Work required:
Give back each line of the data exactly.

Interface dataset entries
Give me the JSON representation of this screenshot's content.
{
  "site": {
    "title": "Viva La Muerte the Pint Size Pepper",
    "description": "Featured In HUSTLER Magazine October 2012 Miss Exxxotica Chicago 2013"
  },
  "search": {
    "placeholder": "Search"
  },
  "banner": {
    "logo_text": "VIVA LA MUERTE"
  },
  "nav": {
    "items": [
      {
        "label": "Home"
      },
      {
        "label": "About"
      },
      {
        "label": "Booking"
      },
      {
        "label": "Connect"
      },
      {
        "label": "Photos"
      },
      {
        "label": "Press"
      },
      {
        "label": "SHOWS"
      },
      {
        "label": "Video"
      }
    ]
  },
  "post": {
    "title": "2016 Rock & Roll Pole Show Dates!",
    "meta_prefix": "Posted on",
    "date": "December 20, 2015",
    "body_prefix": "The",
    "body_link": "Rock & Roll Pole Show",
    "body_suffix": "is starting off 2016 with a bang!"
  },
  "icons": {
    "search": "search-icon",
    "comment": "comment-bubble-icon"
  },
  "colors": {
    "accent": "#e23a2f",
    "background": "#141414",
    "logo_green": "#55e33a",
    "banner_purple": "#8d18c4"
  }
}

Result of this exercise:
Give me the JSON representation of this screenshot's content.
{
  "site": {
    "title": "Viva La Muerte the Pint Size Pepper",
    "description": "Featured In HUSTLER Magazine October 2012 Miss Exxxotica Chicago 2013"
  },
  "search": {
    "placeholder": "Search"
  },
  "banner": {
    "logo_text": "VIVA LA MUERTE"
  },
  "nav": {
    "items": [
      {
        "label": "Home"
      },
      {
        "label": "About"
      },
      {
        "label": "Booking"
      },
      {
        "label": "Connect"
      },
      {
        "label": "Photos"
      },
      {
        "label": "Press"
      },
      {
        "label": "SHOWS"
      },
      {
        "label": "Video"
      }
    ]
  },
  "post": {
    "title": "2016 Rock & Roll Pole Show Dates!",
    "meta_prefix": "Posted on",
    "date": "December 20, 2015",
    "body_prefix": "The",
    "body_link": "Rock & Roll Pole Show",
    "body_suffix": "is starting off 2016 with a bang!"
  },
  "icons": {
    "search": "search-icon",
    "comment": "comment-bubble-icon"
  },
  "colors": {
    "accent": "#e23a2f",
    "background": "#141414",
    "logo_green": "#55e33a",
    "banner_purple": "#8d18c4"
  }
}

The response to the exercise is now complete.